© 2016 – Routledge
Transport Justice develops a new paradigm for transportation planning based on principles of justice. Author Karel Martens starts from the observation that for the last fifty years the focus of transportation planning and policy has been on the performance of the transport system and ways to improve it, without much attention being paid to the persons actually using – or failing to use – that transport system.
There are far-reaching consequences of this approach, with some enjoying the fruits of the improvements in the transport system, while others have experienced a substantial deterioration in their situation. The growing body of academic evidence on the resulting disparities in mobility and accessibility, have been paralleled by increasingly vocal calls for policy changes to address the inequities that have developed over time.
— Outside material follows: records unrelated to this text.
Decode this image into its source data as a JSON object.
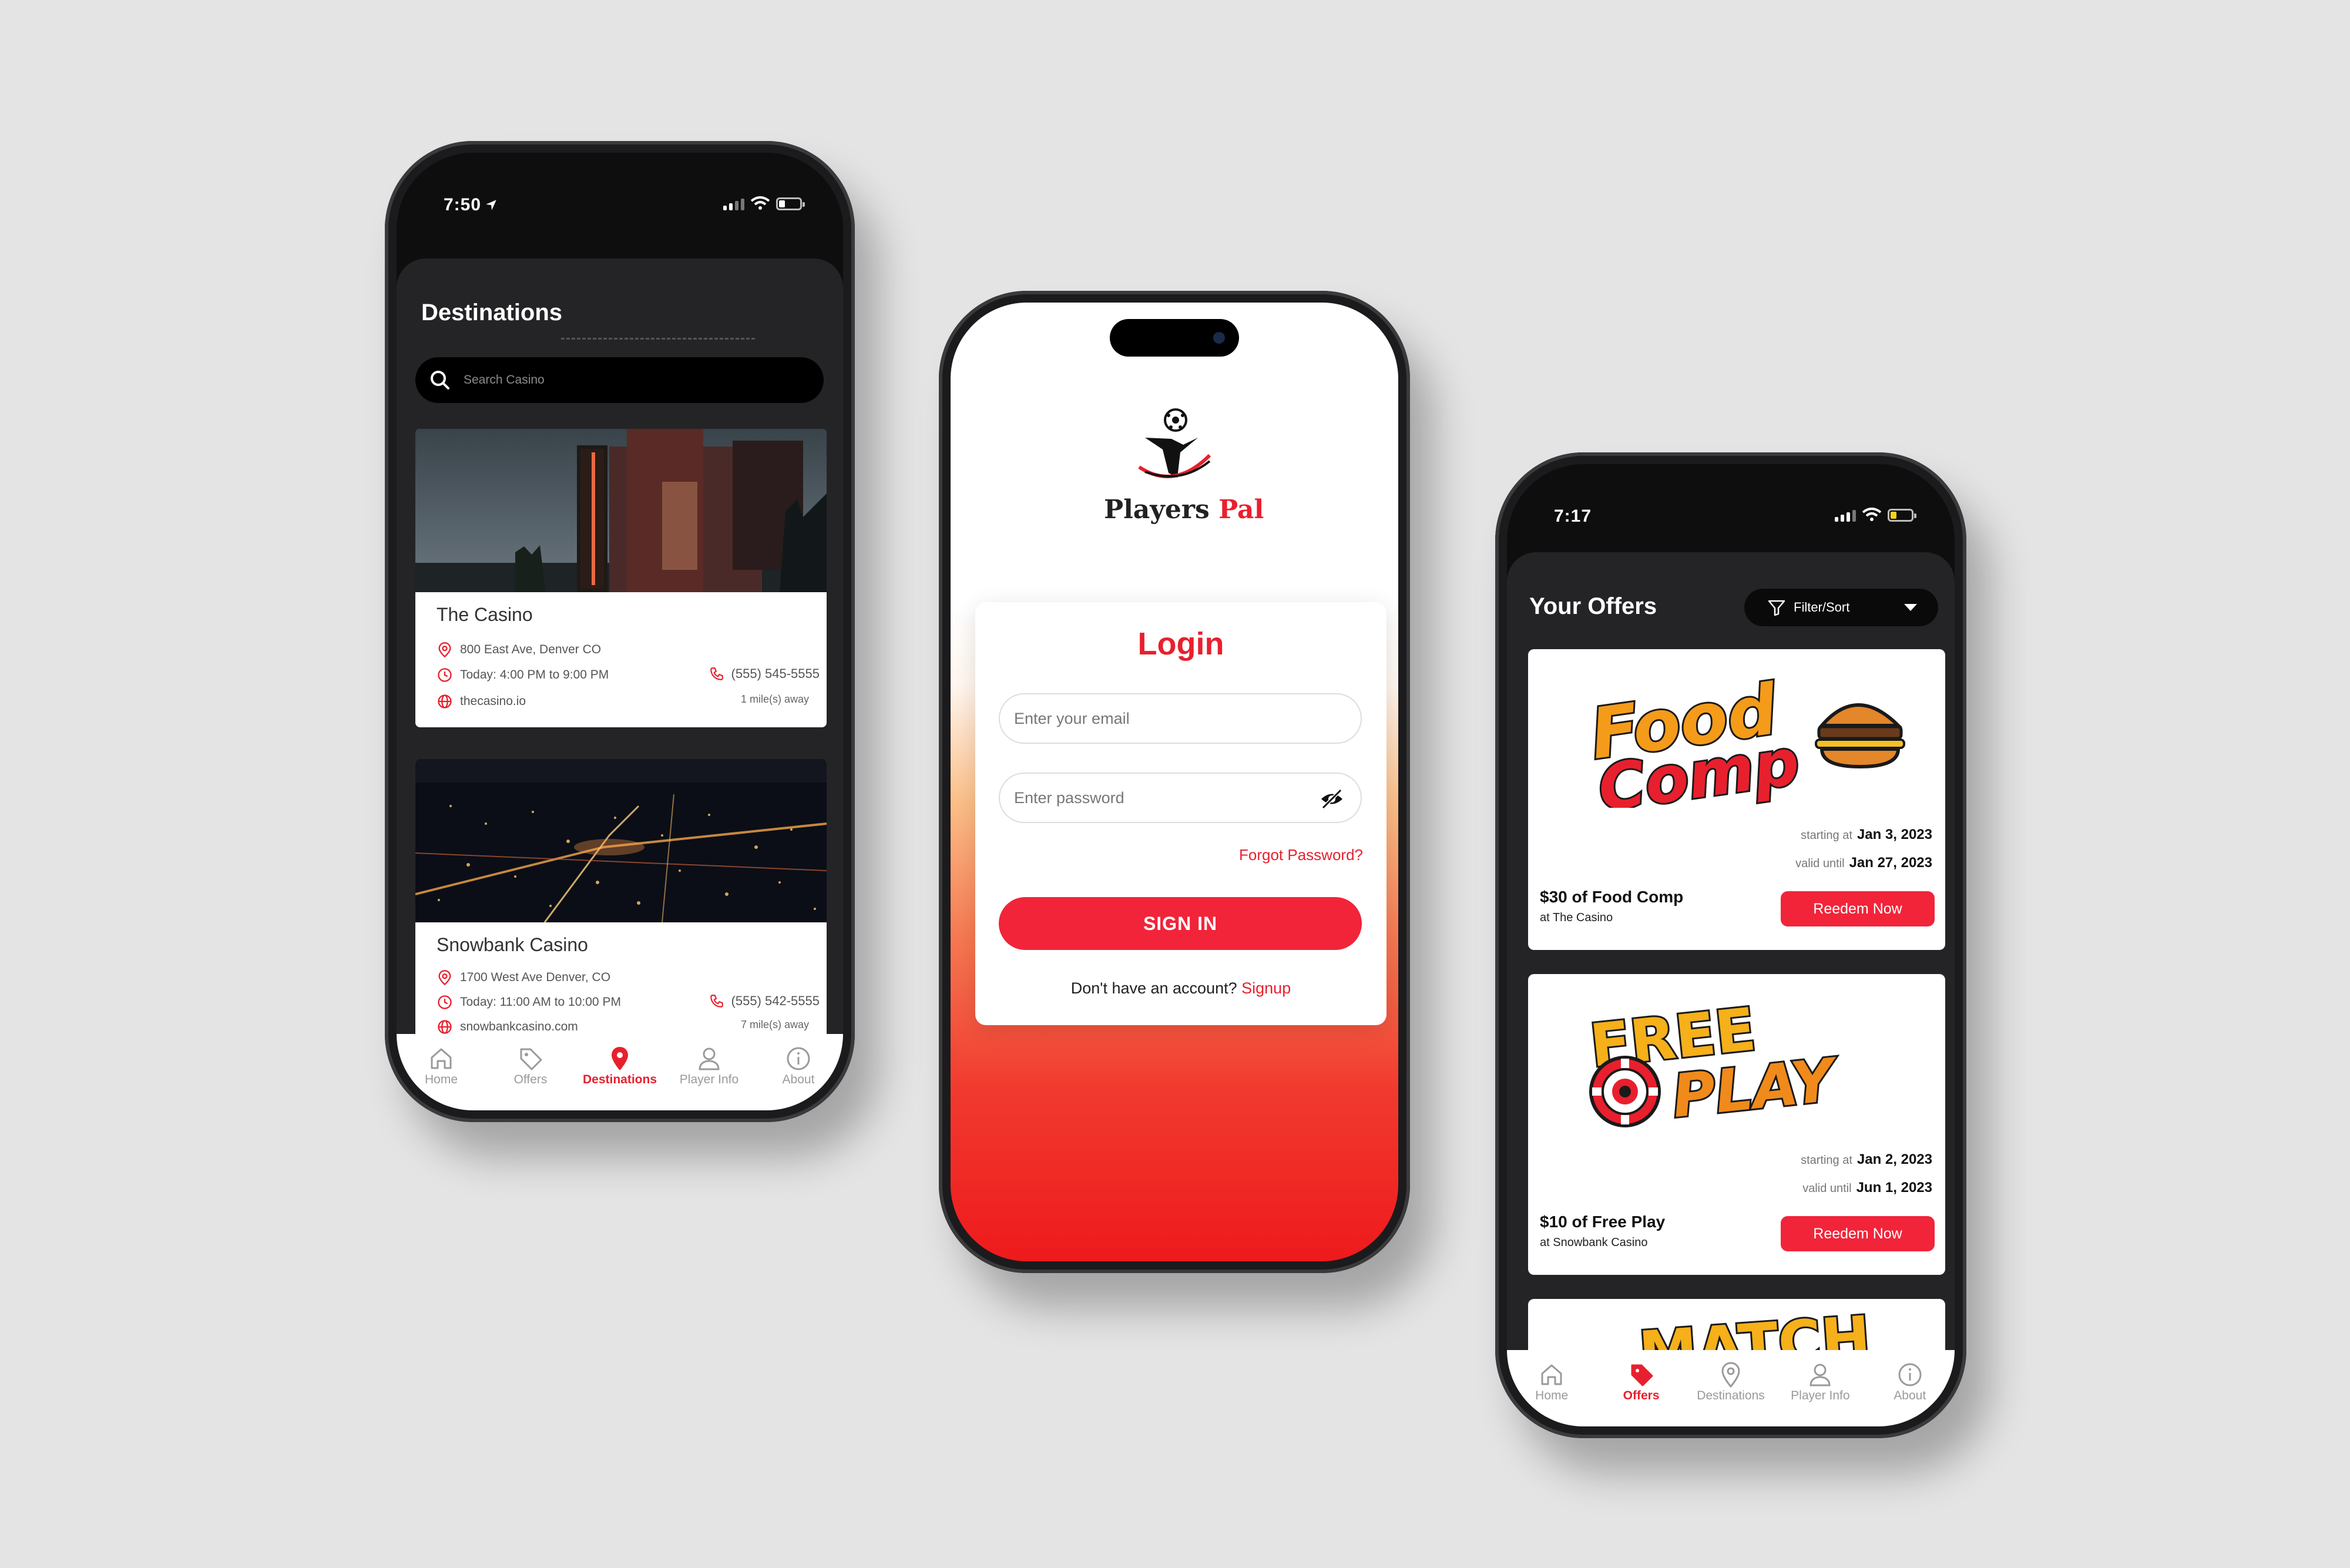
{
  "left_phone": {
    "status_time": "7:50",
    "title": "Destinations",
    "search_placeholder": "Search Casino",
    "casinos": [
      {
        "name": "The Casino",
        "address": "800 East Ave, Denver CO",
        "hours": "Today: 4:00 PM to 9:00 PM",
        "phone": "(555) 545-5555",
        "website": "thecasino.io",
        "distance": "1 mile(s) away"
      },
      {
        "name": "Snowbank Casino",
        "address": "1700 West Ave Denver, CO",
        "hours": "Today: 11:00 AM to 10:00 PM",
        "phone": "(555) 542-5555",
        "website": "snowbankcasino.com",
        "distance": "7 mile(s) away"
      }
    ],
    "tabs": [
      "Home",
      "Offers",
      "Destinations",
      "Player Info",
      "About"
    ],
    "active_tab": "Destinations"
  },
  "middle_phone": {
    "logo_text_1": "Players",
    "logo_text_2": "Pal",
    "login_title": "Login",
    "email_placeholder": "Enter your email",
    "password_placeholder": "Enter password",
    "forgot_password": "Forgot Password?",
    "sign_in": "SIGN IN",
    "no_account": "Don't have an account?",
    "signup": "Signup"
  },
  "right_phone": {
    "status_time": "7:17",
    "title": "Your Offers",
    "filter_label": "Filter/Sort",
    "offers": [
      {
        "art_line1": "Food",
        "art_line2": "Comp",
        "start_label": "starting at",
        "start_date": "Jan 3, 2023",
        "valid_label": "valid until",
        "valid_date": "Jan 27, 2023",
        "name": "$30 of Food Comp",
        "place": "at The Casino",
        "button": "Reedem Now"
      },
      {
        "art_line1": "FREE",
        "art_line2": "PLAY",
        "start_label": "starting at",
        "start_date": "Jan 2, 2023",
        "valid_label": "valid until",
        "valid_date": "Jun 1, 2023",
        "name": "$10 of Free Play",
        "place": "at Snowbank Casino",
        "button": "Reedem Now"
      }
    ],
    "partial_card_art": "MATCH",
    "tabs": [
      "Home",
      "Offers",
      "Destinations",
      "Player Info",
      "About"
    ],
    "active_tab": "Offers"
  },
  "colors": {
    "accent_red": "#e8202e",
    "button_red": "#f1243a",
    "dark_panel": "#242426",
    "background": "#e4e4e5"
  },
  "icons": [
    "search-icon",
    "location-pin-icon",
    "clock-icon",
    "globe-icon",
    "phone-icon",
    "home-icon",
    "tag-icon",
    "user-icon",
    "info-icon",
    "eye-off-icon",
    "filter-icon",
    "caret-down-icon",
    "location-arrow-icon"
  ]
}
Drawing on philosophies of social justice, Transport Justice argues that governments have the fundamental duty of providing virtually every person with adequate transportation and thus of mitigating the social disparities that have been created over the past decades.
Critical reading for transport planners and students of transportation planning, this book develops a new approach to transportation planning that takes people as its starting point, and justice as its end.
Part 1: Introduction
2. Fairness in traditional transportation planning
Part 2: Philosophical explorations
3. Setting the stage
4. The social meaning of transportation
5. Accessibility as a primary good?
6. Insuring for lack of accessibility
7. Defining sufficient accessibility
Part 3: A new approach to transportation planning
8. Transportation planning based on principles of justice
9. Case study: The fairness of Amsterdam's transportation system
10. Seeking transportation justice